Ben Welter - Monday, November 20, 2017
• Registration is open for "Active vs. Passive Solutions: Which one is for me?" the next webinar in Sonoco ThermoSafe's temperature assurance packaging series. Ben Vanderplas, global product manager at Sonoco ThermoSafe, and David Bang, CEO of DHL LifeConEx, will lead the one-hour class, to be held Dec. 12.
• Brooklyn Bedding's new Aurora mattress collection features TitanCool technology, "a phase change surface infusion" with "high conductivity properties."
• New from Transparency Market Research: "Thermal Management Technologies Market - Global Industry Analysis, Size, Share, Growth, Trends, and Forecast 2017 - 2027"
• MIT researchers have combined conventional phase change material with an organic compound that responds to a pulse of light. "The new system," MIT News reports, "uses molecular switches that change shape in response to light; when integrated into the PCM, the phase-change temperature of the hybrid material can be adjusted with light, allowing the thermal energy of the phase change to be maintained even well below the melting point of the original material." The system could be used in a thermal battery to store heat from the sun or any other source and release the heat when needed.
• Registration for the 2018 ARPA-E Energy Innovation Summit is open. The event, to be held March 13-15 at the Gaylord Convention Center, outside Washington, D.C., showcases emerging energy technologies. No agenda yet.
• Researchers at the University of Maryland College Park have developed a method of fabricating fibers with boron nitride and polyvinyl alcohol using 3D print technologies which allows heat to be transferred away from the body. Clothes made with the nanocomposite thread could help keep wearers cool in hot conditions.

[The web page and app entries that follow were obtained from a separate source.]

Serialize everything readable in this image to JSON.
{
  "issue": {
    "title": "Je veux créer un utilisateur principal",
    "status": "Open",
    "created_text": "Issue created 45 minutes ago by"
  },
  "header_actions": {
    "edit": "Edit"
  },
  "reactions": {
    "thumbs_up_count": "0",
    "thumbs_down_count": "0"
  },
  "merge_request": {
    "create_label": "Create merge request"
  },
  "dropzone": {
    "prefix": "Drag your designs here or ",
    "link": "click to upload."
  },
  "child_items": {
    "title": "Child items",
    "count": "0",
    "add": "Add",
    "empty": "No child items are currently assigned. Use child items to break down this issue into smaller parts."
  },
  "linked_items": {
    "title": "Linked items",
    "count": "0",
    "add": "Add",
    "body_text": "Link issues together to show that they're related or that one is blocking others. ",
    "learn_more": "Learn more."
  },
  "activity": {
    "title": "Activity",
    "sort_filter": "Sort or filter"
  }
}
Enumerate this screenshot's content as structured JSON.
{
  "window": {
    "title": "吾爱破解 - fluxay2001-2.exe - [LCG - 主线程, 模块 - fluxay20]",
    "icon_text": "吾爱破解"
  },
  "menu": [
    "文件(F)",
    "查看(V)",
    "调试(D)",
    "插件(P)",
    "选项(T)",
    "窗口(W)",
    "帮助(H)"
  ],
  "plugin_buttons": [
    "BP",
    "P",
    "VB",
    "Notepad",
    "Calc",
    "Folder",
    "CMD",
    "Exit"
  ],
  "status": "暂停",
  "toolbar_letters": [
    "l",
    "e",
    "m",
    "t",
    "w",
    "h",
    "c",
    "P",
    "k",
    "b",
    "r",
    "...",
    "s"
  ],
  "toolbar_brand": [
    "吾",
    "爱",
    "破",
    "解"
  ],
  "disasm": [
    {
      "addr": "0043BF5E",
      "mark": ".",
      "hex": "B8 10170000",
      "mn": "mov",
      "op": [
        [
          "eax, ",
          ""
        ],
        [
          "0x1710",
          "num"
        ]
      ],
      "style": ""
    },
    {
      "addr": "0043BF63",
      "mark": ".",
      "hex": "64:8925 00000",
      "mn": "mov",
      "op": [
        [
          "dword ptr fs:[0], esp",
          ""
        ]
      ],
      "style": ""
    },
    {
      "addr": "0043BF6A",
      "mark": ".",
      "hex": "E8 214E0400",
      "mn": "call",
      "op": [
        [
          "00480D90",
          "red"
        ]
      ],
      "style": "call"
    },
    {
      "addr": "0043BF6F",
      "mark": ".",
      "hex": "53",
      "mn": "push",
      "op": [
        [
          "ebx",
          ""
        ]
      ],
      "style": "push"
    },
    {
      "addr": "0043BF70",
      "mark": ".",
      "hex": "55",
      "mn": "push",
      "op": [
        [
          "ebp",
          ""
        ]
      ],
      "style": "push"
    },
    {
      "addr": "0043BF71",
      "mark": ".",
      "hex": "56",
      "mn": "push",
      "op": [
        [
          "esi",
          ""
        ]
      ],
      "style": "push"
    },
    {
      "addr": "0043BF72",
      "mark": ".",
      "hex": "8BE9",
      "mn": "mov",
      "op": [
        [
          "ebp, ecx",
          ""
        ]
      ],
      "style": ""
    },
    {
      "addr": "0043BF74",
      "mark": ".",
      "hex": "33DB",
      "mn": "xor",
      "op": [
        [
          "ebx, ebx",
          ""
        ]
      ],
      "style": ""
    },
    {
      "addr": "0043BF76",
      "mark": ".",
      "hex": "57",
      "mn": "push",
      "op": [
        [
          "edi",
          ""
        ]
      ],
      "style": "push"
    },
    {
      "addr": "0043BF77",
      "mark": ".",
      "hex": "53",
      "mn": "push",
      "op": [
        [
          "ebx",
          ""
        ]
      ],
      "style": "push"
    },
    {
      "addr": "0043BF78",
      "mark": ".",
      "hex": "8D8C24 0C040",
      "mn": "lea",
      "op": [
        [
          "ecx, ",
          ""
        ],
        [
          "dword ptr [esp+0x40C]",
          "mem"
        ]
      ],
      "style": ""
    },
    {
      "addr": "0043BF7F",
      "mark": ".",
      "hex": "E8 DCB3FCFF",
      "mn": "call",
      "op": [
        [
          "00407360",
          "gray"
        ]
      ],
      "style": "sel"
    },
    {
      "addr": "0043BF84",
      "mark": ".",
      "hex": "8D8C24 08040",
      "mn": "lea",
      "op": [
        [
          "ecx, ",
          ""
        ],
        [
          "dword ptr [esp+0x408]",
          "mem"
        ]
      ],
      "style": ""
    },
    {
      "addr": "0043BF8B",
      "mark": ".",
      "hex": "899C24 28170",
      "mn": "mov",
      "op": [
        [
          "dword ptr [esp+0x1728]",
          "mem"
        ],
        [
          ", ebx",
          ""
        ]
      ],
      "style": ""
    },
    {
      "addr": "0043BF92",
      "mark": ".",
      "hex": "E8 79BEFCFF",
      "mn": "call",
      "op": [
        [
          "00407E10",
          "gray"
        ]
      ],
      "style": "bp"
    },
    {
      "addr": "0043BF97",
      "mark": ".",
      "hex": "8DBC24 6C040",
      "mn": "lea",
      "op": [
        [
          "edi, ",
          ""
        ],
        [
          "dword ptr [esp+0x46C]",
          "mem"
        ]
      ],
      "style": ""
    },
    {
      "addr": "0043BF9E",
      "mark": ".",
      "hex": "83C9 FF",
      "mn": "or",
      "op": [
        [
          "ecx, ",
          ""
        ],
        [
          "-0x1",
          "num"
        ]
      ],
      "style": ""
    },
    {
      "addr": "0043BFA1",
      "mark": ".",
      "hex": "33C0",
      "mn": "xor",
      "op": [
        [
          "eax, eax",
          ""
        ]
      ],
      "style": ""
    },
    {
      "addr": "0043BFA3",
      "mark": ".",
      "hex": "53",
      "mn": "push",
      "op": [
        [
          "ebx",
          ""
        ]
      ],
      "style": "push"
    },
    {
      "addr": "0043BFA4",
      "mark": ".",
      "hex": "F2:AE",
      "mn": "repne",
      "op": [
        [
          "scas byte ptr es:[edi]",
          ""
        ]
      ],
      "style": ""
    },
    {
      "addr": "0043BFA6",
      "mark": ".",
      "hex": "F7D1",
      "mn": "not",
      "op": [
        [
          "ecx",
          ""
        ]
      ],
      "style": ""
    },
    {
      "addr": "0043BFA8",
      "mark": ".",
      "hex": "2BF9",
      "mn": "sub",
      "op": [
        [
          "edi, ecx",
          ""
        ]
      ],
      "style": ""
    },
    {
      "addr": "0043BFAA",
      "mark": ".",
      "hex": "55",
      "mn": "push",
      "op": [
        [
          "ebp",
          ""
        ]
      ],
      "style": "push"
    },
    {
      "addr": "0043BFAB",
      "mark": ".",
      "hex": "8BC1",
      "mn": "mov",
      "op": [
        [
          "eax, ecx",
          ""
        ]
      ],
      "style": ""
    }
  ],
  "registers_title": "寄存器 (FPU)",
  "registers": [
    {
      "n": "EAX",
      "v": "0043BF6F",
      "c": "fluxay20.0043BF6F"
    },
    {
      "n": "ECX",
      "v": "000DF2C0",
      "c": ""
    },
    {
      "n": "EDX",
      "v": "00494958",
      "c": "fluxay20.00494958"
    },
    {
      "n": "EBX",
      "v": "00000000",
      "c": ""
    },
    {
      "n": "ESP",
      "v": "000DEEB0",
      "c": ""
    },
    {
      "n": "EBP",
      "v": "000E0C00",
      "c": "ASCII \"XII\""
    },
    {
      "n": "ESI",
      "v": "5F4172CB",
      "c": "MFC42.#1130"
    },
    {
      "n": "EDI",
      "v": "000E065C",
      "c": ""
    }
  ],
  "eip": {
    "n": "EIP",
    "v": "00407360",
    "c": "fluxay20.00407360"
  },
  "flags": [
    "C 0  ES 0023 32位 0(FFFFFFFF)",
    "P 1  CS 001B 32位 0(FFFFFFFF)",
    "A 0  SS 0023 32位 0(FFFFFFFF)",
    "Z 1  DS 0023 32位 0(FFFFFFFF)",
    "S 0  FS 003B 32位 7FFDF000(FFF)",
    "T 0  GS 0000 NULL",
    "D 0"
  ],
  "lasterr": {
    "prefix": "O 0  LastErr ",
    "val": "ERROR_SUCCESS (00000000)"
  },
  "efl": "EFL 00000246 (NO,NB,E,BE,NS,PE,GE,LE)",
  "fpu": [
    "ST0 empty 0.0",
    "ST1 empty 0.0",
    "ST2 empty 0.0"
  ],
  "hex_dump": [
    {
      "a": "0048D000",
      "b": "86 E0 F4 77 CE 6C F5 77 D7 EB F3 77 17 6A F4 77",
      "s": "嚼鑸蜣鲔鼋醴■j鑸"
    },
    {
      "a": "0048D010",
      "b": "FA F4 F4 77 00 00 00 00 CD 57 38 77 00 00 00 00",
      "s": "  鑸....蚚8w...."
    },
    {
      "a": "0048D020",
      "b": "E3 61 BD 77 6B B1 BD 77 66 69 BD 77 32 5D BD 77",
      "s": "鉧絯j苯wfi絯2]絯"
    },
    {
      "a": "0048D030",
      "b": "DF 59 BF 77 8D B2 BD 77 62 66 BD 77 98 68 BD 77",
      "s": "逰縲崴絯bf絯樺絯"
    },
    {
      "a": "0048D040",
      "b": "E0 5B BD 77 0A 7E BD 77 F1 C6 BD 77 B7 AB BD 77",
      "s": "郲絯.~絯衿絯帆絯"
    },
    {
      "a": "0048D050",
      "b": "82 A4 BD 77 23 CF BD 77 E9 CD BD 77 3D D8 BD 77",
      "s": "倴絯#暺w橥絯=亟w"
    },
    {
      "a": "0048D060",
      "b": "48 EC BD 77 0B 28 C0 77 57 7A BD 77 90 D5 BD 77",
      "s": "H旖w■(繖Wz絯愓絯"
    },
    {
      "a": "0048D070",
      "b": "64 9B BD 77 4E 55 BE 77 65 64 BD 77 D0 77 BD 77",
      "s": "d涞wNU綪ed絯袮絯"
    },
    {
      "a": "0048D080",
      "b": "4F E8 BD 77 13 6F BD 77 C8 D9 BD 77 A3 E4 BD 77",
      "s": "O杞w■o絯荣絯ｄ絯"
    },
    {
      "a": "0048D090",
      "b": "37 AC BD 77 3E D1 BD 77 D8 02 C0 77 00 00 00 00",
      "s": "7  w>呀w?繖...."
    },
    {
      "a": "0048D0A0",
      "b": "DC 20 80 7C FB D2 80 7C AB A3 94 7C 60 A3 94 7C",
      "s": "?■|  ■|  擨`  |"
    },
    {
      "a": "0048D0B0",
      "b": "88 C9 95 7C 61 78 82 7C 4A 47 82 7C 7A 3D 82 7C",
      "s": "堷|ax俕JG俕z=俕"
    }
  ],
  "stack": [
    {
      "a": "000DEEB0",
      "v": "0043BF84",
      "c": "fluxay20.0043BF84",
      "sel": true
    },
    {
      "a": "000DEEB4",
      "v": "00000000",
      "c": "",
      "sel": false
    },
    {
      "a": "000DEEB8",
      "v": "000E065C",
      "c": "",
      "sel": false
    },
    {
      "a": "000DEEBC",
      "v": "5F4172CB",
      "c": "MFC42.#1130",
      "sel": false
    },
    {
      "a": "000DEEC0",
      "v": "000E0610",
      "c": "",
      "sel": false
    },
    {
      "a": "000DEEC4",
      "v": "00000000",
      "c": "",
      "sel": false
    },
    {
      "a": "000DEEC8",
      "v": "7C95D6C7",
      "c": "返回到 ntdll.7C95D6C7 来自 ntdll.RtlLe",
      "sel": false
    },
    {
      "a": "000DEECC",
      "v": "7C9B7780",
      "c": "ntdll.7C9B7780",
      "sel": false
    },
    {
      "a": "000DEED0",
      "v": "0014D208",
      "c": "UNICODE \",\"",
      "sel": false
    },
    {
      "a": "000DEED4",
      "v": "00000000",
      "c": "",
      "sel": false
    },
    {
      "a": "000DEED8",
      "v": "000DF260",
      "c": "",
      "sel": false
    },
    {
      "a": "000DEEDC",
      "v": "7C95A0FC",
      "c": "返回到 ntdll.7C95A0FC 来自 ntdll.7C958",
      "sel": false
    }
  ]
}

• Stanford University researchers have developed a reversible fabric that keeps skin a comfortable temperature whatever the weather. "On one side," Stanford News reports, "a copper coating traps heat between a polyethylene layer and the skin; on the other, a carbon coating releases heat under another layer of polyethylene." The fabric can either warm or cool the wearer, depending which side faces out.